**Task to complete**. Without changing a single word, write out every entry.
--- Data provided ---
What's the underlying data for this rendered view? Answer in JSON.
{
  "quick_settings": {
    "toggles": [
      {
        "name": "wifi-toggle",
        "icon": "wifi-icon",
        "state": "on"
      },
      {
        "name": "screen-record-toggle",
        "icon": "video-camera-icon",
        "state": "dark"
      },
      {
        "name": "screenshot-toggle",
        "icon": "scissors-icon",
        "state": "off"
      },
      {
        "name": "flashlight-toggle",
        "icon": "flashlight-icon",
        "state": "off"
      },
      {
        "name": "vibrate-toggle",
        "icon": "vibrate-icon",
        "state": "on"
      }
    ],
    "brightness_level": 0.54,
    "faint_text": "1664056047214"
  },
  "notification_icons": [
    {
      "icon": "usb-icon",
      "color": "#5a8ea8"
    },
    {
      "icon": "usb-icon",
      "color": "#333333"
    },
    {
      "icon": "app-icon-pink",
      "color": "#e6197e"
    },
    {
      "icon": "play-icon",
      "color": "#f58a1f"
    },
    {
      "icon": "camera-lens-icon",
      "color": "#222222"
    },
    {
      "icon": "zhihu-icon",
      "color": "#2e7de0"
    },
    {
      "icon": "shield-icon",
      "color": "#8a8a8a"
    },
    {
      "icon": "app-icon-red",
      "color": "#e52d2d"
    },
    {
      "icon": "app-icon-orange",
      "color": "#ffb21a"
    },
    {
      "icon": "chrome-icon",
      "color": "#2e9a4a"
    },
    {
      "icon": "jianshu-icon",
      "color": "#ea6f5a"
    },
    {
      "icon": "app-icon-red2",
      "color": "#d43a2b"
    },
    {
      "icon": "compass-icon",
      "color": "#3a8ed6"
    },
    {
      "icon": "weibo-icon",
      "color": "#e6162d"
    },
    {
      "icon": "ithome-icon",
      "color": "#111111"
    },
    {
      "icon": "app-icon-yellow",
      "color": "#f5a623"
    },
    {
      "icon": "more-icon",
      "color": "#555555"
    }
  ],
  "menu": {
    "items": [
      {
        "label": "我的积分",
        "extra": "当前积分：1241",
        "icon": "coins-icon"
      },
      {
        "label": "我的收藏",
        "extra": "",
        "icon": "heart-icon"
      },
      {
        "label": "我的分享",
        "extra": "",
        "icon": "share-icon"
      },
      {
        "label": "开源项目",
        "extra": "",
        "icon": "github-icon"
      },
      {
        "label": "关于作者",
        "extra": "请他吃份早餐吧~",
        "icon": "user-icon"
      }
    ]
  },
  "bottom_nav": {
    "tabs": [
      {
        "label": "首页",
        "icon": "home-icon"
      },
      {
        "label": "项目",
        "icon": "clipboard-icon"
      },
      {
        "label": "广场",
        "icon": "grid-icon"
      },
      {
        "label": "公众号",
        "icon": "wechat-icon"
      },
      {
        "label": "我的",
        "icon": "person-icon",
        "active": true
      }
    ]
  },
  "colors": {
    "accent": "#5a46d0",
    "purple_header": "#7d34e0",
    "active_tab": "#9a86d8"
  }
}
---
**Expected output**.
What's the underlying data for this rendered view? Answer in JSON.
{
  "quick_settings": {
    "toggles": [
      {
        "name": "wifi-toggle",
        "icon": "wifi-icon",
        "state": "on"
      },
      {
        "name": "screen-record-toggle",
        "icon": "video-camera-icon",
        "state": "dark"
      },
      {
        "name": "screenshot-toggle",
        "icon": "scissors-icon",
        "state": "off"
      },
      {
        "name": "flashlight-toggle",
        "icon": "flashlight-icon",
        "state": "off"
      },
      {
        "name": "vibrate-toggle",
        "icon": "vibrate-icon",
        "state": "on"
      }
    ],
    "brightness_level": 0.54,
    "faint_text": "1664056047214"
  },
  "notification_icons": [
    {
      "icon": "usb-icon",
      "color": "#5a8ea8"
    },
    {
      "icon": "usb-icon",
      "color": "#333333"
    },
    {
      "icon": "app-icon-pink",
      "color": "#e6197e"
    },
    {
      "icon": "play-icon",
      "color": "#f58a1f"
    },
    {
      "icon": "camera-lens-icon",
      "color": "#222222"
    },
    {
      "icon": "zhihu-icon",
      "color": "#2e7de0"
    },
    {
      "icon": "shield-icon",
      "color": "#8a8a8a"
    },
    {
      "icon": "app-icon-red",
      "color": "#e52d2d"
    },
    {
      "icon": "app-icon-orange",
      "color": "#ffb21a"
    },
    {
      "icon": "chrome-icon",
      "color": "#2e9a4a"
    },
    {
      "icon": "jianshu-icon",
      "color": "#ea6f5a"
    },
    {
      "icon": "app-icon-red2",
      "color": "#d43a2b"
    },
    {
      "icon": "compass-icon",
      "color": "#3a8ed6"
    },
    {
      "icon": "weibo-icon",
      "color": "#e6162d"
    },
    {
      "icon": "ithome-icon",
      "color": "#111111"
    },
    {
      "icon": "app-icon-yellow",
      "color": "#f5a623"
    },
    {
      "icon": "more-icon",
      "color": "#555555"
    }
  ],
  "menu": {
    "items": [
      {
        "label": "我的积分",
        "extra": "当前积分：1241",
        "icon": "coins-icon"
      },
      {
        "label": "我的收藏",
        "extra": "",
        "icon": "heart-icon"
      },
      {
        "label": "我的分享",
        "extra": "",
        "icon": "share-icon"
      },
      {
        "label": "开源项目",
        "extra": "",
        "icon": "github-icon"
      },
      {
        "label": "关于作者",
        "extra": "请他吃份早餐吧~",
        "icon": "user-icon"
      }
    ]
  },
  "bottom_nav": {
    "tabs": [
      {
        "label": "首页",
        "icon": "home-icon"
      },
      {
        "label": "项目",
        "icon": "clipboard-icon"
      },
      {
        "label": "广场",
        "icon": "grid-icon"
      },
      {
        "label": "公众号",
        "icon": "wechat-icon"
      },
      {
        "label": "我的",
        "icon": "person-icon",
        "active": true
      }
    ]
  },
  "colors": {
    "accent": "#5a46d0",
    "purple_header": "#7d34e0",
    "active_tab": "#9a86d8"
  }
}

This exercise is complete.